Work required
Each line of the data holding "операции" should be found and copied.

******************************

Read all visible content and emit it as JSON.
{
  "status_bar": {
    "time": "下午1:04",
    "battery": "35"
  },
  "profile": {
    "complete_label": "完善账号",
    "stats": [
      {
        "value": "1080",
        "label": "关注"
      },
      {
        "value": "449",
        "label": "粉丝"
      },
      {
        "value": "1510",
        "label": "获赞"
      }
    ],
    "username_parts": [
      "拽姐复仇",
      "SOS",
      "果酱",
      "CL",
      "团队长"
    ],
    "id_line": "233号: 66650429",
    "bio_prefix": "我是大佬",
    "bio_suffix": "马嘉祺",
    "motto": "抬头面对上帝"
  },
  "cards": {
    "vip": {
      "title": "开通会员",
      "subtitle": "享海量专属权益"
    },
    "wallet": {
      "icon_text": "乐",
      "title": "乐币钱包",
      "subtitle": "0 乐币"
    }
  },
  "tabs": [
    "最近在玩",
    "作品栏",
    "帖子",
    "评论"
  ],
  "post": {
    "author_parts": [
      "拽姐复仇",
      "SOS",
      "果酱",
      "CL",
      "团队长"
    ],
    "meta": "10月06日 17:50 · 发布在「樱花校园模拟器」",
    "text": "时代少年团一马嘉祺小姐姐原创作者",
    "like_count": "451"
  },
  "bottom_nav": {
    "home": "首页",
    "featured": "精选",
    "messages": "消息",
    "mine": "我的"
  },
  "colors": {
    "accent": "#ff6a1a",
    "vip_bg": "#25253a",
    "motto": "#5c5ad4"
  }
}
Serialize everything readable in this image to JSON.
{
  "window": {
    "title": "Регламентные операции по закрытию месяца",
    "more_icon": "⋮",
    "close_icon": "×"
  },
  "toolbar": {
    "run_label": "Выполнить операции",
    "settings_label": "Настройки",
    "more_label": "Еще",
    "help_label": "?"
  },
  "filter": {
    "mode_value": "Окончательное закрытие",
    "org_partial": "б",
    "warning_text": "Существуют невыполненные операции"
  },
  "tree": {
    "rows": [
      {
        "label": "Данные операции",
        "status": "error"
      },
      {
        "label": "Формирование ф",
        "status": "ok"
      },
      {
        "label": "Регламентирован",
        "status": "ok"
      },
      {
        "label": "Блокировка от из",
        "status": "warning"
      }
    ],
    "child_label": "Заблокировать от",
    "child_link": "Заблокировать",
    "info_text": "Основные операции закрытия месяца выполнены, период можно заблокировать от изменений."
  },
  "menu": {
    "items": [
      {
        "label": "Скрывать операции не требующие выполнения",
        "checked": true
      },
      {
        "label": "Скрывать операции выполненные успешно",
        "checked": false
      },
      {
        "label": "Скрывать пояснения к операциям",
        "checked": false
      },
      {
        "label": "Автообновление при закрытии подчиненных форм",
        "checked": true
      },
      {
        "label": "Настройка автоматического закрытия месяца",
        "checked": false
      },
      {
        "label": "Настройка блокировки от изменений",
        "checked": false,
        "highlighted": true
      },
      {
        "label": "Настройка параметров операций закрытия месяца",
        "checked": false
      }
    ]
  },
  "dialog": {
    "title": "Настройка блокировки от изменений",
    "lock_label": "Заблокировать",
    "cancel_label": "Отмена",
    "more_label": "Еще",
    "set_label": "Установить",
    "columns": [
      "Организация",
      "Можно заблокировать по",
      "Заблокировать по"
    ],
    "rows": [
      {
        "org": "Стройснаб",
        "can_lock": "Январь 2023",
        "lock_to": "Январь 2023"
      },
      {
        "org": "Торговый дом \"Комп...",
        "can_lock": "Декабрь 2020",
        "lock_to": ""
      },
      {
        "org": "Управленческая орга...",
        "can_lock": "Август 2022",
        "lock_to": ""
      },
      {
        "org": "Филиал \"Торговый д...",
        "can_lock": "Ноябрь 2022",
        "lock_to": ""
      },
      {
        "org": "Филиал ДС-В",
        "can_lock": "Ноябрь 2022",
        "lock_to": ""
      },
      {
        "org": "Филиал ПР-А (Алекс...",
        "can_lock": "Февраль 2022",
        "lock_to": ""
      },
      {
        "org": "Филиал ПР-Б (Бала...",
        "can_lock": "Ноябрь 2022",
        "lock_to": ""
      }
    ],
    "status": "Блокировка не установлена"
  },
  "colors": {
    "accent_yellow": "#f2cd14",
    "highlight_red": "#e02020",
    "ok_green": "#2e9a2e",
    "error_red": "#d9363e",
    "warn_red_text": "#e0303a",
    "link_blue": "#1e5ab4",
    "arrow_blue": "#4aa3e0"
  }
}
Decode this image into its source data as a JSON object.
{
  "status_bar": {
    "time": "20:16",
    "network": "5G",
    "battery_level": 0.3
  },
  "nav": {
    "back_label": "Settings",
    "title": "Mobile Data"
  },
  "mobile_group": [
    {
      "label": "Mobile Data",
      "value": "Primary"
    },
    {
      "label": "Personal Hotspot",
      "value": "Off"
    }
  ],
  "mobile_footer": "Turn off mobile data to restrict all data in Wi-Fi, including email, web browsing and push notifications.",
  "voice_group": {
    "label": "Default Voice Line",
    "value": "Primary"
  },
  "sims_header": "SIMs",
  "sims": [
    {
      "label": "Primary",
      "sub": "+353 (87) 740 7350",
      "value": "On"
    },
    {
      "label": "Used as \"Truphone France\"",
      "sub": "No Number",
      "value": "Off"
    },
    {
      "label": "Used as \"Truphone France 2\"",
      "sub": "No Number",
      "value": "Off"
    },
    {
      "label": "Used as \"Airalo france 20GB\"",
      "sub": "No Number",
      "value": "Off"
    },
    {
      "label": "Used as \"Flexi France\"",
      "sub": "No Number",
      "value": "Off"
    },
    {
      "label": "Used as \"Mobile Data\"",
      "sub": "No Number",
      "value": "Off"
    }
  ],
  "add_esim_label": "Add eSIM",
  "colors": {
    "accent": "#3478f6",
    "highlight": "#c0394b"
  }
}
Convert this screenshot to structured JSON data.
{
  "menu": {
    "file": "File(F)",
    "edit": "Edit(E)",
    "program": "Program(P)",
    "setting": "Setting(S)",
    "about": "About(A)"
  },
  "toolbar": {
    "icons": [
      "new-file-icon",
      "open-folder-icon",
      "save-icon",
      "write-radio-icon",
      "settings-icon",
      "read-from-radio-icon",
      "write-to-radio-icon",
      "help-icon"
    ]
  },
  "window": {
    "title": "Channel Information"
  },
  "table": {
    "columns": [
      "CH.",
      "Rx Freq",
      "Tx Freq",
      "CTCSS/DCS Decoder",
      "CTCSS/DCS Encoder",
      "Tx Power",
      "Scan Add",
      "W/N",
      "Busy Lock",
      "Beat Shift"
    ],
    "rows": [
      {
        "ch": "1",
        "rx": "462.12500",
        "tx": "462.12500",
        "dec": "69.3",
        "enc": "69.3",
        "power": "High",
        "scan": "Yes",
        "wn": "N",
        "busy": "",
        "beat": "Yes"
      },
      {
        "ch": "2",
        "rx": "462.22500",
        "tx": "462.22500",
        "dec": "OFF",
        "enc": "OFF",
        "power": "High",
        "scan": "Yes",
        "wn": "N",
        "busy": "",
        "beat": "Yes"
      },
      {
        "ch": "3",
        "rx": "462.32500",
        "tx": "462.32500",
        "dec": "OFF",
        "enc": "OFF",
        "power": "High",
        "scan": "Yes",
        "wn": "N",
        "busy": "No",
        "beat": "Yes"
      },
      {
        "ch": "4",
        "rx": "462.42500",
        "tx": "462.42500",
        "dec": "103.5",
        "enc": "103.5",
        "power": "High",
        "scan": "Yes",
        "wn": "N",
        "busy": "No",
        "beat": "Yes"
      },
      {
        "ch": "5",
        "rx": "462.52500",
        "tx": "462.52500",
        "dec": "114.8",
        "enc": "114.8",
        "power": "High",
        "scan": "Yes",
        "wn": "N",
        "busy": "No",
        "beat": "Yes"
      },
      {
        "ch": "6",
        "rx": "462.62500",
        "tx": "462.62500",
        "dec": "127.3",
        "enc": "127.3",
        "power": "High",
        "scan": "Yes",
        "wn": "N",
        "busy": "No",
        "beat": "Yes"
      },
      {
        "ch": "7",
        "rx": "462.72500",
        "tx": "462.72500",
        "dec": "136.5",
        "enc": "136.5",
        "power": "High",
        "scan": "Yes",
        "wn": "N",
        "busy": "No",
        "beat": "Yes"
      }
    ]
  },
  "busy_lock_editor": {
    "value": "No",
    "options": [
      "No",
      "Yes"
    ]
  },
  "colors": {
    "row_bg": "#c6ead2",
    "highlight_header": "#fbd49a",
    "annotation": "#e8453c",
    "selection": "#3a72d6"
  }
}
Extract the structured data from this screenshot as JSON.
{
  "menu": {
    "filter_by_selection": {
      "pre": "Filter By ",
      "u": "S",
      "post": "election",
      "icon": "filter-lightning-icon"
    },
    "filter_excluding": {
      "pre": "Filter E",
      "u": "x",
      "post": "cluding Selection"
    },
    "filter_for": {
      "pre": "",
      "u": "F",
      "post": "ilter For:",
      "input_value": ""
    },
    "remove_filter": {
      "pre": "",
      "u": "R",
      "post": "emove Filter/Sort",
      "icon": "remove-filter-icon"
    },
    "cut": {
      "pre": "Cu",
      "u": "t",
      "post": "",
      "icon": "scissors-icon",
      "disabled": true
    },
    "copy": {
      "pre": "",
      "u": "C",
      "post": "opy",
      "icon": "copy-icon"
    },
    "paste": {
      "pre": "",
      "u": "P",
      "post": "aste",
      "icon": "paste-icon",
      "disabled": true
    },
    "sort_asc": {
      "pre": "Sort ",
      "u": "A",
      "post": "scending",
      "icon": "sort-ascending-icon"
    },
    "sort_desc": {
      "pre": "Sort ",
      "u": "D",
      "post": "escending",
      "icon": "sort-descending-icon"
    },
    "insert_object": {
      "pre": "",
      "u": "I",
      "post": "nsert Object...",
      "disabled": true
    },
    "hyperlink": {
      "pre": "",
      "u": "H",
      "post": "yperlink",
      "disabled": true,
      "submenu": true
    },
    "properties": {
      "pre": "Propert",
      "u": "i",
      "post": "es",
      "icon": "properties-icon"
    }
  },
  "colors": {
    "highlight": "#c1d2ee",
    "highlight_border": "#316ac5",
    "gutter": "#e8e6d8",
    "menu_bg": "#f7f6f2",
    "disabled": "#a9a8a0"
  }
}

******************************

Exercise solution
    "title": "Регламентные операции по закрытию месяца",
    "run_label": "Выполнить операции",
    "warning_text": "Существуют невыполненные операции"
        "label": "Данные операции",
    "info_text": "Основные операции закрытия месяца выполнены, период можно заблокировать от изменений."
        "label": "Скрывать операции не требующие выполнения",
        "label": "Скрывать операции выполненные успешно",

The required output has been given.